"[The party] requires you to relinquish your own mind, along with your capacity for independent and critical thought, and turn into a ... soulless teaching machine," Lui said. "These requirements pretty much run counter to the basic concept of education."

"I think it is a huge backwards step."

Fung Wai-wah, president of the Hong Kong Professional Teachers' Union, the largest teachers' union in the city, said such requirements would be understandable for teachers trained in mainland China.

He said he didn't think Hong Kong's teachers would accept such requirements.

"Education should enable people to think independently, and improve their abilities and qualities," Fung said. "It shouldn't be used as a brainwashing tool, or as a tool for government to exert control."

"This is incompatible with our philosophy of education here in Hong Kong," he said. "We don't want to be used as tools of the state, to carry out control and brainwashing."

"I don't think most teachers in Hong Kong would accept this," Fung said. "There will definitely be huge resistance if they try to implement this stuff in Hong Kong."

An unattractive offer

Macau University lecturer Choi Chi U said the move was definitely part of the United Front strategy, but that low salaries in China made the offer fairly unattractive to teachers outside mainland China.

"For example, they only make between 5,000 and 8,000 yuan a month in Beijing, and they would have to leave their familiar surroundings," Choi said.

"[I can only see it working] if they made it extremely attractive," he said.

The education ministry is already rolling out extensive United Front operations on major university campuses across China, announcing a list of 20 elite institutions charged with setting up "study centers" for party ideology.

Six universities in Beijing are on the list, including Peking University, Tsinghua University, and Renmin University, the Global Times newspaper reported.

Northeast Normal University and Jilin University are being targeted in the northeast, while Wuhan University, Shanghai Jiaotong University, Chongqing University, and Lanzhou University in the northwest are also on the ministry's shortlist, it said.

The centers will be charged with "maintaining stability ... and United Front work ... and are required to keep in touch with relevant departments in the MOE to push forward the work and report problems," the paper quoted the ministry as saying.

Lining up support

The Chinese Communist Party's United Front Work Department is tasked with ensuring that groups and individuals outside the party endorse its message.

It seeks to propagate the party's political ideology among any group not considered a natural part of its support base, including religious believers, lawyers, academics, and ethnic minority groups.

The department is also extending its overseas operations, stepping up its influence operations among a range of groups and institutions, including overseas Chinese groups, Chinese students studying overseas, civil society organizations, political lobby groups, political parties and lawmakers, academic institutions, think tanks, and the media, scholars have said in a series of reports last year.

Taiwan, officially still known as the Republic of China, has never been ruled by the Chinese Communist Party, and has strongly rejected suggestions from Chinese President Xi Jinping that it "unify" with China, saying Beijing must first democratize.

Taiwan was ruled as a Japanese colony in the 50 years prior to the end of World War II, but was handed back to the 1911 Republic of China under the Kuomintang (KMT) government as part of Tokyo's post-war reparation deal.
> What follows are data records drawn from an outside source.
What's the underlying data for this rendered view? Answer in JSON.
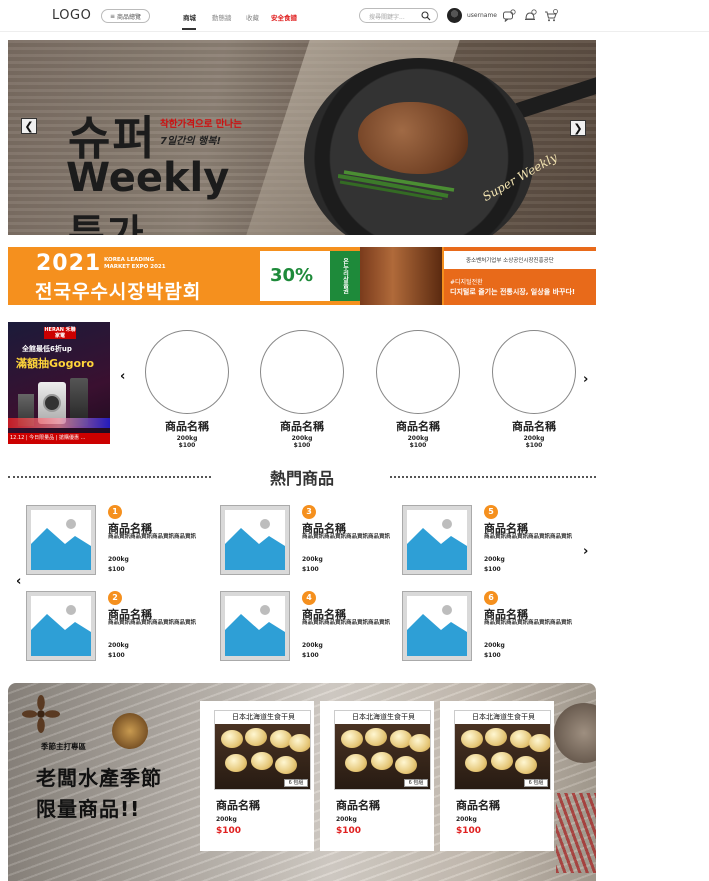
{
  "header": {
    "logo": "LOGO",
    "category_button": "商品總覽",
    "nav": [
      "商城",
      "動態牆",
      "收藏",
      "安全食譜"
    ],
    "search_placeholder": "搜尋關鍵字...",
    "username": "username",
    "icons": [
      "chat-icon",
      "bell-icon",
      "cart-icon"
    ]
  },
  "hero": {
    "title_line1": "슈퍼",
    "title_line2": "Weekly",
    "title_line3": "특가",
    "subtitle_line1": "착한가격으로 만나는",
    "subtitle_line2": "7일간의 행복!",
    "script_text": "Super Weekly",
    "prev": "❮",
    "next": "❯"
  },
  "expo": {
    "year": "2021",
    "small_line1": "KOREA LEADING",
    "small_line2": "MARKET EXPO 2021",
    "headline": "전국우수시장박람회",
    "percent": "30%",
    "green_tag": "온누리상품권",
    "logos_text": "중소벤처기업부   소상공인시장진흥공단",
    "right_line1": "#디지털전환",
    "right_line2": "디지털로 즐기는 전통시장, 일상을 바꾸다!"
  },
  "ad": {
    "brand": "HERAN 禾聯家電",
    "line1": "全館最低6折up",
    "line2": "滿額抽Gogoro",
    "footer": "12.12 | 今日限量品 | 搶購優惠 ..."
  },
  "carousel": {
    "prev": "‹",
    "next": "›",
    "items": [
      {
        "name": "商品名稱",
        "weight": "200kg",
        "price": "$100"
      },
      {
        "name": "商品名稱",
        "weight": "200kg",
        "price": "$100"
      },
      {
        "name": "商品名稱",
        "weight": "200kg",
        "price": "$100"
      },
      {
        "name": "商品名稱",
        "weight": "200kg",
        "price": "$100"
      }
    ]
  },
  "hot": {
    "title": "熱門商品",
    "prev": "‹",
    "next": "›",
    "items": [
      {
        "rank": "1",
        "name": "商品名稱",
        "desc": "商品資訊商品資訊商品資訊商品資訊",
        "weight": "200kg",
        "price": "$100"
      },
      {
        "rank": "2",
        "name": "商品名稱",
        "desc": "商品資訊商品資訊商品資訊商品資訊",
        "weight": "200kg",
        "price": "$100"
      },
      {
        "rank": "3",
        "name": "商品名稱",
        "desc": "商品資訊商品資訊商品資訊商品資訊",
        "weight": "200kg",
        "price": "$100"
      },
      {
        "rank": "4",
        "name": "商品名稱",
        "desc": "商品資訊商品資訊商品資訊商品資訊",
        "weight": "200kg",
        "price": "$100"
      },
      {
        "rank": "5",
        "name": "商品名稱",
        "desc": "商品資訊商品資訊商品資訊商品資訊",
        "weight": "200kg",
        "price": "$100"
      },
      {
        "rank": "6",
        "name": "商品名稱",
        "desc": "商品資訊商品資訊商品資訊商品資訊",
        "weight": "200kg",
        "price": "$100"
      }
    ]
  },
  "season": {
    "tag": "季節主打專區",
    "headline_line1": "老闆水產季節",
    "headline_line2": "限量商品!!",
    "cards": [
      {
        "image_label": "日本北海道生食干貝",
        "pack": "6 包組",
        "name": "商品名稱",
        "weight": "200kg",
        "price": "$100"
      },
      {
        "image_label": "日本北海道生食干貝",
        "pack": "6 包組",
        "name": "商品名稱",
        "weight": "200kg",
        "price": "$100"
      },
      {
        "image_label": "日本北海道生食干貝",
        "pack": "6 包組",
        "name": "商品名稱",
        "weight": "200kg",
        "price": "$100"
      }
    ]
  },
  "colors": {
    "accent": "#f5901e",
    "price_red": "#e02020",
    "placeholder_blue": "#2e9fd6"
  }
}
The KMT regime fled to the island after losing a civil war with Mao Zedong's communists in 1949.

The island began a transition to democracy following the death of Chiang's son, President Chiang Ching-kuo, in January 1988, starting with direct elections to the legislature in the early 1990s and culminating in the first direct election of a president, Lee Teng-hui, in 1996.

Reported by Tam Siu-yin for RFA's Cantonese Service, and by Gao Feng for the Mandarin Service. Translated and edited by Luisetta Mudie.

CH. 1: MANDARIN | CANTONESE

CH. 2: VIETNAMESE | BURMESE | KOREAN

CH. 3: KHMER | LAO | UYGHUR

CH. 4: TIBETAN

More Listening Options

View Full Site